## Problem
Every line with the string "name" in it belongs in your answer, so copy them all from the data.

::::::::

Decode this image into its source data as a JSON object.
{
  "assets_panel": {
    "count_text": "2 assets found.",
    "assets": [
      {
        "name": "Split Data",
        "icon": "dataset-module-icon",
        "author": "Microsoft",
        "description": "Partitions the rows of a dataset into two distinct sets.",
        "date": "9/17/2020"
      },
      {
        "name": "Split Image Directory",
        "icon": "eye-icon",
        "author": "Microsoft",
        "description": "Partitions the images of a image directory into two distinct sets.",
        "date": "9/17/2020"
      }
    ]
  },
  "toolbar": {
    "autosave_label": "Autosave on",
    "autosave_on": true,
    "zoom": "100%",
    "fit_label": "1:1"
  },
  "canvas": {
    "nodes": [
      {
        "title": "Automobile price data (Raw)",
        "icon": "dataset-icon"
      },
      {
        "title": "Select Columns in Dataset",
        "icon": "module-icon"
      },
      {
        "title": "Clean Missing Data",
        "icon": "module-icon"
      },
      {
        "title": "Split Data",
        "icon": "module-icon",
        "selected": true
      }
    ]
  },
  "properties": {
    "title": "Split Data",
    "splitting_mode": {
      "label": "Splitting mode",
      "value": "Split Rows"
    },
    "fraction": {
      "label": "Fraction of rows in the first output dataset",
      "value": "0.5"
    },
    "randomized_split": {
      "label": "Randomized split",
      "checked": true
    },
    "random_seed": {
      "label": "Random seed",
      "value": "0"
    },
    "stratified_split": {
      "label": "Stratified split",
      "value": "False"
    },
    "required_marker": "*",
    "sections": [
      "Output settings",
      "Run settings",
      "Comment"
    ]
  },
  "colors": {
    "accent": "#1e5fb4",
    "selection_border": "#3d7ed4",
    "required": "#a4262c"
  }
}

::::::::

## Solution to the problem
        "name": "Split Data",
        "name": "Split Image Directory",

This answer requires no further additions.